Roughly in order from mafic to felsic, the most common minerals are: olivine, pyroxenes such as augite, calcium-rich feldspar (plagioclase), amphiboles such as hornblende, the mica biotite, sodium-rich feldspar (also plagioclase), potassium-rich feldspar (orthoclase), the mica muscovite, and quartz.
To summarize, the two types of igneous rocks by chemical composition are felsic and mafic. Granite - typically composed of orthoclase, hornblende, biotite, and quartz - is a felsic rock type. Basalt is mostly olivine, augite, and calcium-rich plagioclase, therefore mafic.
Igneous Rock Types By Grain Size
Igneous rocks can also be classified according to the average size of their individual mineral grains. A grain size of one millimeter or more is considered coarse-grained, and the minerals are easy to see and identify. Less than one millimeter is fine-grained. Usually you need some form of magnification, such as a hand lens or microscope, to identify the minerals in a fine-grained rock. Granite is a coarse-grained rock, while basalt is fine-grained.
Grain size comes from how slowly the body of magma (or lava) cooled and solidified. A slower cooling time means minerals have more time to form larger crystals. Igneous rocks with no grains at all are called obsidian. These cooled so fast that nothing had time to crystallize. Obsidian is technically glass rather than rock.
The Six Types of Igneous Rocks

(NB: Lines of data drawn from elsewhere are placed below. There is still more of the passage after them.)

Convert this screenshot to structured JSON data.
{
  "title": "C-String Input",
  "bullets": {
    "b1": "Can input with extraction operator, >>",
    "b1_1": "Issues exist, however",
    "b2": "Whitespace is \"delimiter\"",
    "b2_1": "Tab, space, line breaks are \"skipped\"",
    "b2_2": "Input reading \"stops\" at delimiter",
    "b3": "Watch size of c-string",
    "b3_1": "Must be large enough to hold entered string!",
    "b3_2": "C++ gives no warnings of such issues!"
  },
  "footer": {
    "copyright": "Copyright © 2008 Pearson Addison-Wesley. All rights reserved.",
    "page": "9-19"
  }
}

To recap, granite is a coarse-grained felsic rock, while basalt is a fine-grained mafic rock. All of the other combinations have names too. A coarse-grained mafic rock is called gabbro, and a fine-grained felsic rock is called rhyolite. There are also names for the intermediates: diorite if it’s coarse-grained, andesite if it’s fine-grained.
So there are actually six types of igneous rocks. (Seven if you also count ultramafic, which is always coarse-grained and almost always entirely olivine and pyroxenes with no feldspars.) Some geologists subdivide these even farther, but the six official arbitrary categories are granite, diorite, gabbro, rhyolite, andesite, and basalt.
Igneous Rock Types by Formation
Igneous rocks can also be classified as intrusive or extrusive. Intrusive rocks come from a body of magma that cooled and solidified deep underground, generally over millions of years. Intrusive rocks are usually coarse-grained; minerals have plenty of time to grow when cooling is slow. Once completely solidified, the entire body of rock is called a pluton or batholith (basically a very large pluton). Most plutons are made of granite.
Extrusive rocks come from volcanoes. Magma that reaches the Earth’s surface - called lava - is suddenly exposed to much lower temperatures and pressures than deep underground. Because lava cools and solidifies rapidly, extrusive rocks are usually fine-grained. Basalt is the most common type of extrusive rock.
Extrusive rocks can also be porphyritic, which means they have coarse-grained minerals embedded in a fine-grained matrix. Since different minerals have different melting/freezing points, some can start crystallizing before others and get a head start on growth.
References and Photo Credits
Plummer, Charles C. and McGeary, David. Physical Geology 5th ed. 1991.
Dana, James D. Manual of Mineralogy 20th ed. Revised by Cornelis Klein and Cornelius S. Hurlbut Jr. 1985.
Granite image by Friman, used under CC-A-SA 3.0 Unported license
Basalt image by U.S. Geological Survey, public domain
Rock types diagram by article author
This post is part of the series: The Basics About Igneous Rocks and Minerals
Learn how igneous rocks are classified, and how they form from magma, in this series of articles.